┌─ DATA UNDER STUDY

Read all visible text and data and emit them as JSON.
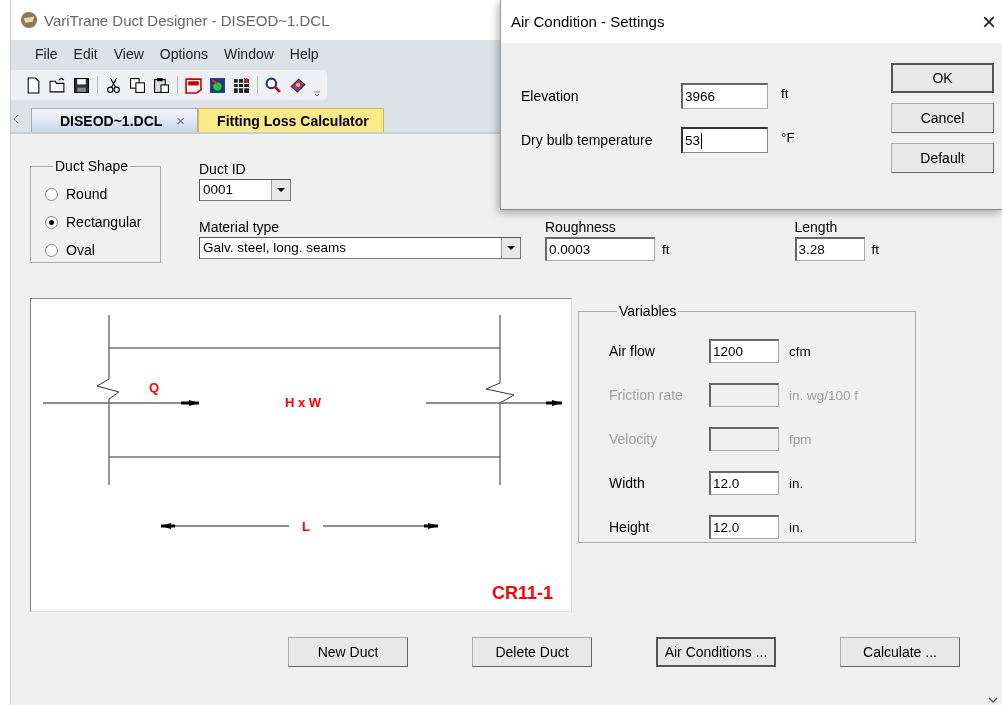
{
  "window": {
    "title": "VariTrane Duct Designer - DISEOD~1.DCL"
  },
  "menu": [
    "File",
    "Edit",
    "View",
    "Options",
    "Window",
    "Help"
  ],
  "tabs": [
    {
      "label": "DISEOD~1.DCL",
      "selected": false,
      "closable": true,
      "close": "×"
    },
    {
      "label": "Fitting Loss Calculator",
      "selected": true,
      "closable": false
    }
  ],
  "duct_shape": {
    "title": "Duct Shape",
    "options": [
      {
        "label": "Round",
        "selected": false
      },
      {
        "label": "Rectangular",
        "selected": true
      },
      {
        "label": "Oval",
        "selected": false
      }
    ]
  },
  "duct_id": {
    "label": "Duct ID",
    "value": "0001"
  },
  "material": {
    "label": "Material type",
    "value": "Galv. steel, long. seams"
  },
  "roughness": {
    "label": "Roughness",
    "value": "0.0003",
    "unit": "ft"
  },
  "length": {
    "label": "Length",
    "value": "3.28",
    "unit": "ft"
  },
  "diagram": {
    "flow": "Q",
    "size": "H x W",
    "length": "L",
    "code": "CR11-1"
  },
  "variables": {
    "title": "Variables",
    "rows": [
      {
        "label": "Air flow",
        "value": "1200",
        "unit": "cfm",
        "disabled": false
      },
      {
        "label": "Friction rate",
        "unit": "in. wg/100 f",
        "disabled": true
      },
      {
        "label": "Velocity",
        "unit": "fpm",
        "disabled": true
      },
      {
        "label": "Width",
        "value": "12.0",
        "unit": "in.",
        "disabled": false
      },
      {
        "label": "Height",
        "value": "12.0",
        "unit": "in.",
        "disabled": false
      }
    ]
  },
  "buttons": [
    {
      "label": "New Duct",
      "focused": false
    },
    {
      "label": "Delete Duct",
      "focused": false
    },
    {
      "label": "Air Conditions ...",
      "focused": true
    },
    {
      "label": "Calculate ...",
      "focused": false
    }
  ],
  "dialog": {
    "title": "Air Condition - Settings",
    "close": "×",
    "fields": [
      {
        "label": "Elevation",
        "value": "3966",
        "unit": "ft",
        "focused": false
      },
      {
        "label": "Dry bulb temperature",
        "value": "53",
        "unit": "°F",
        "focused": true
      }
    ],
    "buttons": [
      {
        "label": "OK",
        "default": true
      },
      {
        "label": "Cancel",
        "default": false
      },
      {
        "label": "Default",
        "default": false
      }
    ]
  }
}
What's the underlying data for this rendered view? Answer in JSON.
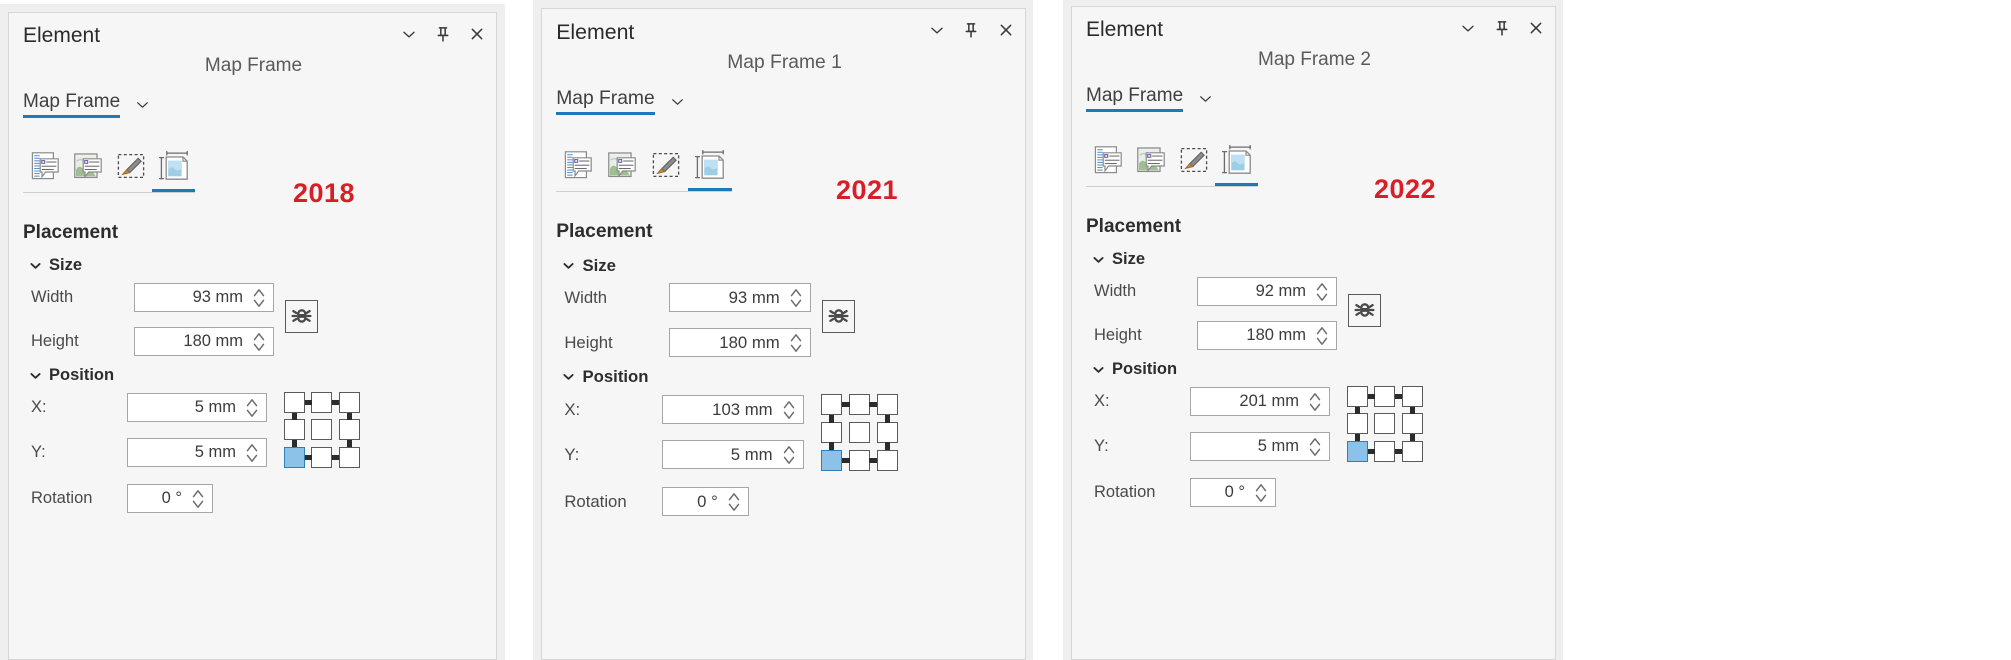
{
  "panels": [
    {
      "id": "panel-2018",
      "window_title": "Element",
      "element_name": "Map Frame",
      "tab_label": "Map Frame",
      "year_label": "2018",
      "toolbar_icons": [
        "map-frame-options-icon",
        "map-frame-display-icon",
        "map-frame-style-icon",
        "map-frame-placement-icon"
      ],
      "active_toolbar_index": 3,
      "section": {
        "title": "Placement",
        "size_group": "Size",
        "position_group": "Position"
      },
      "fields": [
        {
          "label": "Width",
          "value": "93 mm"
        },
        {
          "label": "Height",
          "value": "180 mm"
        },
        {
          "label": "X:",
          "value": "5 mm"
        },
        {
          "label": "Y:",
          "value": "5 mm"
        },
        {
          "label": "Rotation",
          "value": "0 °"
        }
      ],
      "anchor_selected": "bottom-left",
      "aspect_lock_icon": "aspect-ratio-unlocked-icon",
      "window_buttons": [
        "chevron-down-icon",
        "pin-icon",
        "close-icon"
      ]
    },
    {
      "id": "panel-2021",
      "window_title": "Element",
      "element_name": "Map Frame 1",
      "tab_label": "Map Frame",
      "year_label": "2021",
      "toolbar_icons": [
        "map-frame-options-icon",
        "map-frame-display-icon",
        "map-frame-style-icon",
        "map-frame-placement-icon"
      ],
      "active_toolbar_index": 3,
      "section": {
        "title": "Placement",
        "size_group": "Size",
        "position_group": "Position"
      },
      "fields": [
        {
          "label": "Width",
          "value": "93 mm"
        },
        {
          "label": "Height",
          "value": "180 mm"
        },
        {
          "label": "X:",
          "value": "103 mm"
        },
        {
          "label": "Y:",
          "value": "5 mm"
        },
        {
          "label": "Rotation",
          "value": "0 °"
        }
      ],
      "anchor_selected": "bottom-left",
      "aspect_lock_icon": "aspect-ratio-unlocked-icon",
      "window_buttons": [
        "chevron-down-icon",
        "pin-icon",
        "close-icon"
      ]
    },
    {
      "id": "panel-2022",
      "window_title": "Element",
      "element_name": "Map Frame 2",
      "tab_label": "Map Frame",
      "year_label": "2022",
      "toolbar_icons": [
        "map-frame-options-icon",
        "map-frame-display-icon",
        "map-frame-style-icon",
        "map-frame-placement-icon"
      ],
      "active_toolbar_index": 3,
      "section": {
        "title": "Placement",
        "size_group": "Size",
        "position_group": "Position"
      },
      "fields": [
        {
          "label": "Width",
          "value": "92 mm"
        },
        {
          "label": "Height",
          "value": "180 mm"
        },
        {
          "label": "X:",
          "value": "201 mm"
        },
        {
          "label": "Y:",
          "value": "5 mm"
        },
        {
          "label": "Rotation",
          "value": "0 °"
        }
      ],
      "anchor_selected": "bottom-left",
      "aspect_lock_icon": "aspect-ratio-unlocked-icon",
      "window_buttons": [
        "chevron-down-icon",
        "pin-icon",
        "close-icon"
      ]
    }
  ],
  "colors": {
    "accent": "#1f79b7",
    "year_red": "#d91f26",
    "anchor_selected": "#8cc2e8",
    "panel_bg": "#f6f6f6",
    "field_bg": "#ffffff"
  }
}
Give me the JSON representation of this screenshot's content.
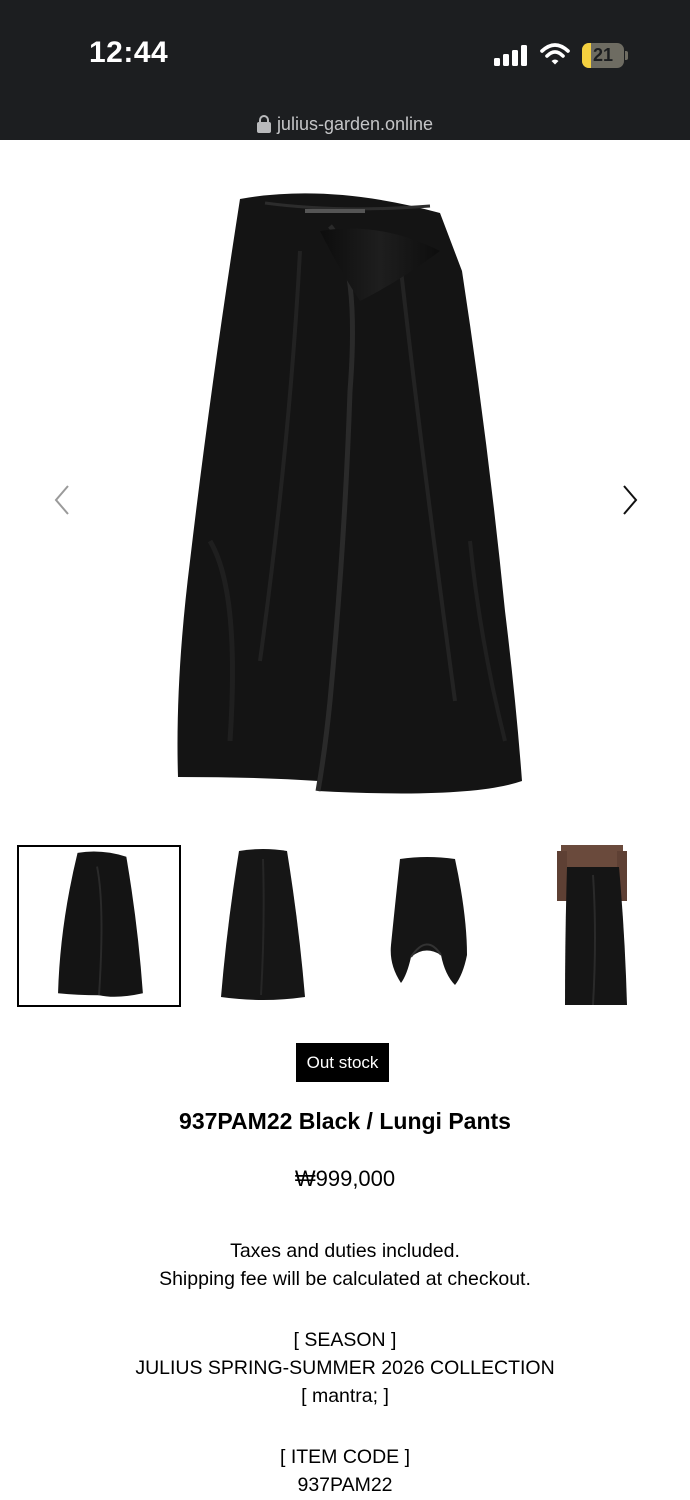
{
  "status": {
    "time": "12:44",
    "battery_level": "21",
    "battery_fraction": 0.21,
    "signal_icon": "signal-bars-icon",
    "wifi_icon": "wifi-icon"
  },
  "browser": {
    "url": "julius-garden.online",
    "lock_icon": "lock-icon"
  },
  "gallery": {
    "prev_icon": "chevron-left-icon",
    "next_icon": "chevron-right-icon",
    "thumbnail_count": 4,
    "selected_index": 0
  },
  "product": {
    "stock_badge": "Out stock",
    "title": "937PAM22 Black / Lungi Pants",
    "price": "₩999,000",
    "tax_note": "Taxes and duties included.",
    "shipping_note": "Shipping fee will be calculated at checkout.",
    "season_heading": "[ SEASON ]",
    "season_name": "JULIUS SPRING-SUMMER 2026 COLLECTION",
    "season_theme": "[ mantra; ]",
    "item_code_heading": "[ ITEM CODE ]",
    "item_code": "937PAM22"
  },
  "colors": {
    "status_bar": "#1c1e20",
    "battery": "#f4d03f",
    "garment": "#141414"
  }
}
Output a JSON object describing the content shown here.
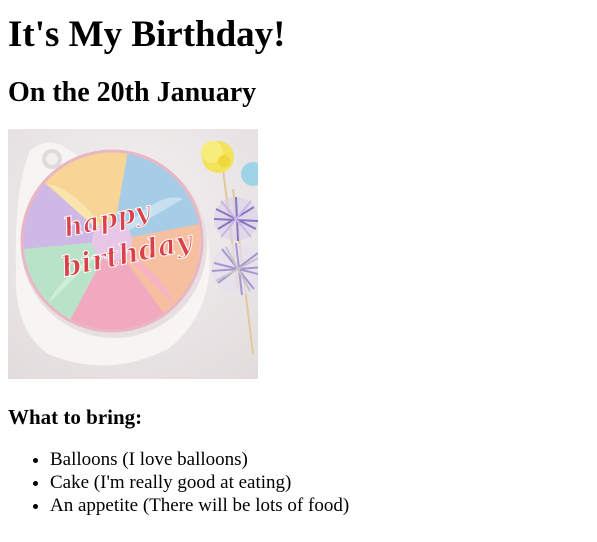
{
  "page": {
    "title": "It's My Birthday!",
    "subtitle": "On the 20th January",
    "bring_heading": "What to bring:",
    "bring_items": [
      "Balloons (I love balloons)",
      "Cake (I'm really good at eating)",
      "An appetite (There will be lots of food)"
    ]
  },
  "image": {
    "cake_text_line1": "happy",
    "cake_text_line2": "birthday",
    "colors": {
      "background": "#ece8e8",
      "plate": "#f6f4f2",
      "frosting_pink": "#f1a9bf",
      "frosting_yellow": "#f6d596",
      "frosting_mint": "#b9e3c8",
      "frosting_blue": "#a7cde6",
      "frosting_lilac": "#cdb8e6",
      "lettering": "#d9414b",
      "pompom_yellow": "#f4e25a",
      "tinsel": "#b6a5d6"
    }
  }
}
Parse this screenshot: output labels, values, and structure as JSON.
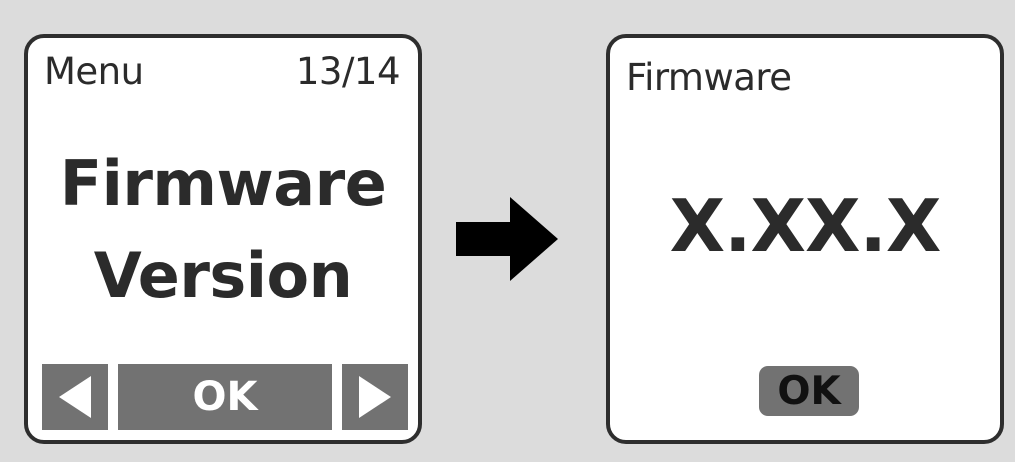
{
  "menu_screen": {
    "title": "Menu",
    "counter": "13/14",
    "item_line1": "Firmware",
    "item_line2": "Version",
    "softkeys": {
      "left_icon": "triangle-left-icon",
      "ok_label": "OK",
      "right_icon": "triangle-right-icon"
    }
  },
  "transition_icon": "arrow-right-icon",
  "firmware_screen": {
    "title": "Firmware",
    "version": "X.XX.X",
    "ok_label": "OK"
  },
  "colors": {
    "background": "#dcdcdc",
    "screen_fill": "#ffffff",
    "screen_border": "#2e2e2e",
    "softkey_fill": "#727272",
    "text": "#2b2b2b",
    "arrow": "#000000"
  }
}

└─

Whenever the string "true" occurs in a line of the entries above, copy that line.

- _WRITTEN RESPONSE_
      "closable": true,
      "selected": true,
        "selected": true
        "disabled": true
        "disabled": true
      "focused": true
        "focused": true
        "default": true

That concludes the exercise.